— HOW TO COMPLETE THIS TASK —
Go over the records and copy every line with the string "meta".

— AVAILABLE DATA —
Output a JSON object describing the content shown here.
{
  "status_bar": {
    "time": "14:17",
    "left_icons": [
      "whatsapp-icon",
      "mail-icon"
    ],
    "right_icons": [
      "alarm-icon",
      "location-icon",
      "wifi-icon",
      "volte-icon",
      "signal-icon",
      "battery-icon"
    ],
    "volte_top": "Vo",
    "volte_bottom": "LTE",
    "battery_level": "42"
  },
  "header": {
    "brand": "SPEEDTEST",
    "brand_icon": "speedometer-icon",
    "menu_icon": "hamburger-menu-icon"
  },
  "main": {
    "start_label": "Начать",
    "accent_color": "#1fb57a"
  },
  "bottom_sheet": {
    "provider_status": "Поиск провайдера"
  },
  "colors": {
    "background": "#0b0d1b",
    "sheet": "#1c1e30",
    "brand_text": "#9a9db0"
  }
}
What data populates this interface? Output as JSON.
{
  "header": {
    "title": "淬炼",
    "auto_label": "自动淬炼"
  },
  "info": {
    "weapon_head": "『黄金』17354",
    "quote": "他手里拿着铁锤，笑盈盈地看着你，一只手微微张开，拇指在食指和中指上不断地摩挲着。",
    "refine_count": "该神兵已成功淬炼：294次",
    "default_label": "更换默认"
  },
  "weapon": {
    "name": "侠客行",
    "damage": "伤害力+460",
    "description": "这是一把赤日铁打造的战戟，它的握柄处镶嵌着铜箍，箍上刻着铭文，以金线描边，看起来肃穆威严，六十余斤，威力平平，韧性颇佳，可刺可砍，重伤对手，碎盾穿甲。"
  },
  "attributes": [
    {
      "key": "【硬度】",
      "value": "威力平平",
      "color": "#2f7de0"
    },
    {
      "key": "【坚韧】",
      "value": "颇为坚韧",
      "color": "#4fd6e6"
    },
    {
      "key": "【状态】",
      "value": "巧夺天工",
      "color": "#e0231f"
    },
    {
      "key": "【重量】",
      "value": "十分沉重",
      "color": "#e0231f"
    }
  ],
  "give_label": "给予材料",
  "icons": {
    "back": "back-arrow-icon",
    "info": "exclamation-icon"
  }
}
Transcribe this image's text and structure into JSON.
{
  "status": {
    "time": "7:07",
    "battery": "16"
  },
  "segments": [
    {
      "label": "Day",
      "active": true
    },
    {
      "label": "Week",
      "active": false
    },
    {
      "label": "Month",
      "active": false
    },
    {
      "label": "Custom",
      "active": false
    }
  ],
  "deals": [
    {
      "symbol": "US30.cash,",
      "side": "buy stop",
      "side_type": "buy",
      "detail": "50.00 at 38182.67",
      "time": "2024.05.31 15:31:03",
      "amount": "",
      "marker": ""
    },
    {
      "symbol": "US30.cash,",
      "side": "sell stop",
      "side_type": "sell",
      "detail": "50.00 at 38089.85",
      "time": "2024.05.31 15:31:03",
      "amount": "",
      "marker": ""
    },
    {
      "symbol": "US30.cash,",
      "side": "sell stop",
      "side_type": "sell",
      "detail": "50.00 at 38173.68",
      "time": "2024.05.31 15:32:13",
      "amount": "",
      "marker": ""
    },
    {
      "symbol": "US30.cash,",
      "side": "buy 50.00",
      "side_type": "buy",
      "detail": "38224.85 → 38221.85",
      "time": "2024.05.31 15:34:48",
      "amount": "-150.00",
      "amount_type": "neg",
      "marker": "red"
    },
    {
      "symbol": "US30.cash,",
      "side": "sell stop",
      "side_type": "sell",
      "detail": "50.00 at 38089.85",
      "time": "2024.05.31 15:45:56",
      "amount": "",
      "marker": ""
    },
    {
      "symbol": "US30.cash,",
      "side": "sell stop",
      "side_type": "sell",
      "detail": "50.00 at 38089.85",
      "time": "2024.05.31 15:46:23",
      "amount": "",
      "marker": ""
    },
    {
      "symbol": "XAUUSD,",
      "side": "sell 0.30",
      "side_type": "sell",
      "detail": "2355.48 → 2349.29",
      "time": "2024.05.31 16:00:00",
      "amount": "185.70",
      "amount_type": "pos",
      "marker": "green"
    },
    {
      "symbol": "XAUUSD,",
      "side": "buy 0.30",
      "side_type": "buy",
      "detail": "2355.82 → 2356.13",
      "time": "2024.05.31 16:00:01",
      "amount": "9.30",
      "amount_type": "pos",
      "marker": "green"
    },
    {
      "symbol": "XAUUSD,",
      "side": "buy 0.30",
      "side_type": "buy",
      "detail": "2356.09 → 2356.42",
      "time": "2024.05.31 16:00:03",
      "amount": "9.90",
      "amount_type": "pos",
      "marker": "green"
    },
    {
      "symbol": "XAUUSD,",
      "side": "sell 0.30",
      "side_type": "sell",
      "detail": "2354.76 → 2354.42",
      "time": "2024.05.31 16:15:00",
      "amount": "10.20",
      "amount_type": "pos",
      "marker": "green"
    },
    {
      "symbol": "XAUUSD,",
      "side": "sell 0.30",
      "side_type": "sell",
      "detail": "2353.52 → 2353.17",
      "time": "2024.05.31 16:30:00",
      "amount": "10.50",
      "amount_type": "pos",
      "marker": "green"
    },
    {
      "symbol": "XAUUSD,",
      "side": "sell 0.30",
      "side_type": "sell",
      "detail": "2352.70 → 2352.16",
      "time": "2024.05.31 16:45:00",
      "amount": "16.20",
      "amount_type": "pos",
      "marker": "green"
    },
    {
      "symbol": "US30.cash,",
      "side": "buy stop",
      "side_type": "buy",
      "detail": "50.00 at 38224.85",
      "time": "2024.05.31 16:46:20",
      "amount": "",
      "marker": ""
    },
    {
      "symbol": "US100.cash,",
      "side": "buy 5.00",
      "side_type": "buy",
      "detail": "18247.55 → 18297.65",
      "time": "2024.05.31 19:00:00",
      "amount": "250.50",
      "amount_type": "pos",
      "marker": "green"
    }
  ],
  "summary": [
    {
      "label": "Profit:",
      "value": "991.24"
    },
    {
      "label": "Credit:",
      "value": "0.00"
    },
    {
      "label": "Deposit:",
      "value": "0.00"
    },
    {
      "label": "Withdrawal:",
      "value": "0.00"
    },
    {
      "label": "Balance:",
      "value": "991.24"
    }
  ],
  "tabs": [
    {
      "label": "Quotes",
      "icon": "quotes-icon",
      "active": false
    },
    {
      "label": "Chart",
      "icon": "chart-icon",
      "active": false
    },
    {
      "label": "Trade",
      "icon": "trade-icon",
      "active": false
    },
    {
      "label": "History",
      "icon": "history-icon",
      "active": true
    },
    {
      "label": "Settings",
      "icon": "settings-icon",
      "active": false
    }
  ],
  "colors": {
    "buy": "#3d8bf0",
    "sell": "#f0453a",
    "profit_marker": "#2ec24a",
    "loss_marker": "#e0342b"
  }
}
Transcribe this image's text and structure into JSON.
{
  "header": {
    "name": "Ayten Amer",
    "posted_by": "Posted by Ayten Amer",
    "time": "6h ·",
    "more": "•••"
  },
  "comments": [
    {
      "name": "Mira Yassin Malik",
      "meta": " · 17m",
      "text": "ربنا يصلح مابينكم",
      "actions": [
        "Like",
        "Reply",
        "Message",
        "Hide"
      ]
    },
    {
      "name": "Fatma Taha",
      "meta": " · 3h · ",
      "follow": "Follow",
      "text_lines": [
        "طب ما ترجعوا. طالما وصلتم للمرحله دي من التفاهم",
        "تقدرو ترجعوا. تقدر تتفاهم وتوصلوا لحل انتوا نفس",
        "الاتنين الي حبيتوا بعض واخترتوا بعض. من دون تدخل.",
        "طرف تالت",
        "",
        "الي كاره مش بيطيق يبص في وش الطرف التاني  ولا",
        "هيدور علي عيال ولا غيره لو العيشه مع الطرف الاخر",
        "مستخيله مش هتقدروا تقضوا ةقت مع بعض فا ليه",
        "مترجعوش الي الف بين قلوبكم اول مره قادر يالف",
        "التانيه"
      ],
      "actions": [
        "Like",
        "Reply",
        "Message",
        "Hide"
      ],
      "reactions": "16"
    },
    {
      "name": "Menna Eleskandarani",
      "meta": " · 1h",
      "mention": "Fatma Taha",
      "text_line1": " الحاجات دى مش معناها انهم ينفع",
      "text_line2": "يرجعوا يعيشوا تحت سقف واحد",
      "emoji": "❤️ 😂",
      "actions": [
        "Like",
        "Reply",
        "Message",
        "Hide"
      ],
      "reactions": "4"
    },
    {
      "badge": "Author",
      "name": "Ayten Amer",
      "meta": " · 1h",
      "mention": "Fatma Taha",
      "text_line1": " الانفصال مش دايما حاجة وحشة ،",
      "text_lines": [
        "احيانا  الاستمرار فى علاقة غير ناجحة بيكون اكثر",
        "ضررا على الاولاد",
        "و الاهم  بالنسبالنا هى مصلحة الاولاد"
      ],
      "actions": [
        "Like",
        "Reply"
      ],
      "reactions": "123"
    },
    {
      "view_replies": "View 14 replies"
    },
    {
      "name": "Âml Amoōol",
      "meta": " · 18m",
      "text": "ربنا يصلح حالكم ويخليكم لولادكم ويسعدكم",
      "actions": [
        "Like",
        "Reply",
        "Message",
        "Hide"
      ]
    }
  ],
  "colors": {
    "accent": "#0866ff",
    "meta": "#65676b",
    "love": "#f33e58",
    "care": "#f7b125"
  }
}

— THE ANSWER —
      "meta": " · 17m",
      "meta": " · 3h · ",
      "meta": " · 1h",
      "meta": " · 1h",
      "meta": " · 18m",
    "meta": "#65676b",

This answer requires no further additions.